“The whole thing was a witness to Christ really, being an evangelical for Christ’s message was the main part of it,” said John, former chair of the Archdiocesan Commission of Catholic Schools. “The Italian food and wine are secondary. It is really a witness to our faith and to stand up for what we believe. Seeing all those people there from all over the world was impressive. It is really beautiful to think that all over the world, wherever there are Catholics, we are all witnessing and participating in the same Mass.”

Traveling to Rome before Ash Wednesday was a good time to focus on growing spiritually, explained Chris Gentine, who traveled with his wife, Julie.

“We traveled with the New York contingency, but were hoping to run into Archbishop Listecki at the North American Pontifical College while we were there,” said Chris, who knew the archbishop through the Campanile Society whose members are those who donate $1,000 dollars or more each year to the Catholic Stewardship Appeal.

While on a walk to the cab stand in front of St. Peter’s Square, the couple, members of St. John the Baptist Parish, Plymouth, saw Archbishop Listecki, who invited them to dinner.

“It was wonderful and we had a great dinner, more as friends, in a nice venue where we shared, laughed and told good stories,” said Chris. “He took us to this restaurant where it was legend that this was the same building that Caesar was murdered.”

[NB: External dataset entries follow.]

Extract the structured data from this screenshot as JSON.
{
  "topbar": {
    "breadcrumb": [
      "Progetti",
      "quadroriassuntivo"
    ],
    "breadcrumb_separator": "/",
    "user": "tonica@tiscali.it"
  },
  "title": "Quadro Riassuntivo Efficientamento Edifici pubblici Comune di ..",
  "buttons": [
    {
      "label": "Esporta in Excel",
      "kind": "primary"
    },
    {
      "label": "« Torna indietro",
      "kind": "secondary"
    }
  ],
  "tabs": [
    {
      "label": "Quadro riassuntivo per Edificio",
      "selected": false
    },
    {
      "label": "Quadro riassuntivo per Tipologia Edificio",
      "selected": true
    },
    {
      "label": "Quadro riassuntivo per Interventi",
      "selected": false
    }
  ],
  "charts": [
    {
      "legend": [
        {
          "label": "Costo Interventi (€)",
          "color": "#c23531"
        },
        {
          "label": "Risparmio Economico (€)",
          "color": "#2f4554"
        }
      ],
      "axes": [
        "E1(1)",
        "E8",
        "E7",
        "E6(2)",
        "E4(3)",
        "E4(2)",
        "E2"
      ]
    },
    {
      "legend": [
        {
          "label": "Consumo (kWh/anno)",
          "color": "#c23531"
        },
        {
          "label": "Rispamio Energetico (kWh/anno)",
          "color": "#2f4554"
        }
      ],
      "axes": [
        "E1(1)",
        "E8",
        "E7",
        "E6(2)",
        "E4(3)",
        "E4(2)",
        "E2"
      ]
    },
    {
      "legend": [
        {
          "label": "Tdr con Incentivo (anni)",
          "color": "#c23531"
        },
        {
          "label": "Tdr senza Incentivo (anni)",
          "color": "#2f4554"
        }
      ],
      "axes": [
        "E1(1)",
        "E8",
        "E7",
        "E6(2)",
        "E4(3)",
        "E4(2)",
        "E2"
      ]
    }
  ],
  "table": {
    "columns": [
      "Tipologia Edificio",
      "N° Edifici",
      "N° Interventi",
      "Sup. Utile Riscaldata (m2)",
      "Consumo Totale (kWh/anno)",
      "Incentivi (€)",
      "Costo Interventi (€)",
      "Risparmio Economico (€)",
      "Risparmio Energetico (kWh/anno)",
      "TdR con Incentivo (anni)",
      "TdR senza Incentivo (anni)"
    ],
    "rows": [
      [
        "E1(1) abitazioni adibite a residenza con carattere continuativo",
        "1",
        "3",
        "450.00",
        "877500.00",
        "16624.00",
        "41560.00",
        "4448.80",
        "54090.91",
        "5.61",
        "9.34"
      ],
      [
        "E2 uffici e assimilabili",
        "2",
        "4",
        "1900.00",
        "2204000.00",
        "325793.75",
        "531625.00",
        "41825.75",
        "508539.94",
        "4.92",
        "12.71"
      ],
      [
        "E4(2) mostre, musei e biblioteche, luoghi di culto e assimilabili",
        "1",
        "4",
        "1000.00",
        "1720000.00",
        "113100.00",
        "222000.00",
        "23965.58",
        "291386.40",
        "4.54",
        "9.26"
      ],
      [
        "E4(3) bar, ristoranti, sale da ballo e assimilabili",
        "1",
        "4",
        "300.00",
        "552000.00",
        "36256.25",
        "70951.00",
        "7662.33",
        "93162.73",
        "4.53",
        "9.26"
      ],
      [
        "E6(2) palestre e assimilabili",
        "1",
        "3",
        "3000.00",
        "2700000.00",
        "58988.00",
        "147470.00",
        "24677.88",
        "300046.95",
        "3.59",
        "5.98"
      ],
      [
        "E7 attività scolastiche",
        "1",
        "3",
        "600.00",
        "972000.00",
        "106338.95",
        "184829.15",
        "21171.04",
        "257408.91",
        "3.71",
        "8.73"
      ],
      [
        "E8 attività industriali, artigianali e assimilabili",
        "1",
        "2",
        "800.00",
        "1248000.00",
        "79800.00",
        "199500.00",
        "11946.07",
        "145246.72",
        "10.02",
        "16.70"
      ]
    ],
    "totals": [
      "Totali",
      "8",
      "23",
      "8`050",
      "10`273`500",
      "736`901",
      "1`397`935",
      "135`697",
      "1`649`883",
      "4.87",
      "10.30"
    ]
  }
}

For Anne Marie Wick, former chair of the board of trustees of Catholic Charities, the trip was a once-in-a-lifetime experience as she witnessed the elevation of Cardinal Dolan as well as spent time with Archbishop Listecki and Bishop Donald J. Hying.

Though her third time in Rome, the consistory helped her learn more about Catholicism and her religious history.

“It was a pretty popped weekend and the high point was the Mass with the Holy Father on Sunday, and Cardinal Dolan’s Mass of Thanksgiving at St. Paul’s Basilica Outside of the Walls, as well as the reception at the North American College,” she said.

“There were so many events and so much energy. It was a time of intense spirituality and growth and it was an honor to be there. I wasn’t even on Archbishop Listecki’s tour and he made me feel welcome with this group. He was an outstanding host – that’s how accommodating he is,” she said.

Bill O’Toole, president of Catholic Financial Life, was gratified to see so many young people who have embraced religious vocations in attendance.

“I got there on Wednesday and left on Monday and was able to be at the Mass with the cardinal on Wednesday, Thursday and then Saturday was the service where he was received as cardinal and was presented with his skullcap (zucchetto), biretta and ring. Then Sunday we attended the basilica for the Thanksgiving Mass,” he said.

Attending Mass celebrated by Pope Benedict XVI was another highlight of the trip.

“I thought the Holy Father does a remarkable job for his age,” said O’Toole, who last attended a general audience in 1995 when Pope John Paul II celebrated Mass. “I left feeling hope for our church and the future. It was very powerful and left you feeling inspired. I left with the confidence that we have what we need to face the future and to know we don’t go it alone.”

O’Toole spent time with Archbishop Listecki and La Crosse Bishop William P. Callahan during the reception at the Pontifical North American College.

“We are blessed in our archdiocese and blessed to have the leadership of Archbishop Listecki. Hopefully, we can hang on to him for a while,” he said. “We are very fortunate to have so many inspiring leaders in the church; we have challenges, of course, but there is so much hope for our church and I walked away with a very renewed feeling for Rome.”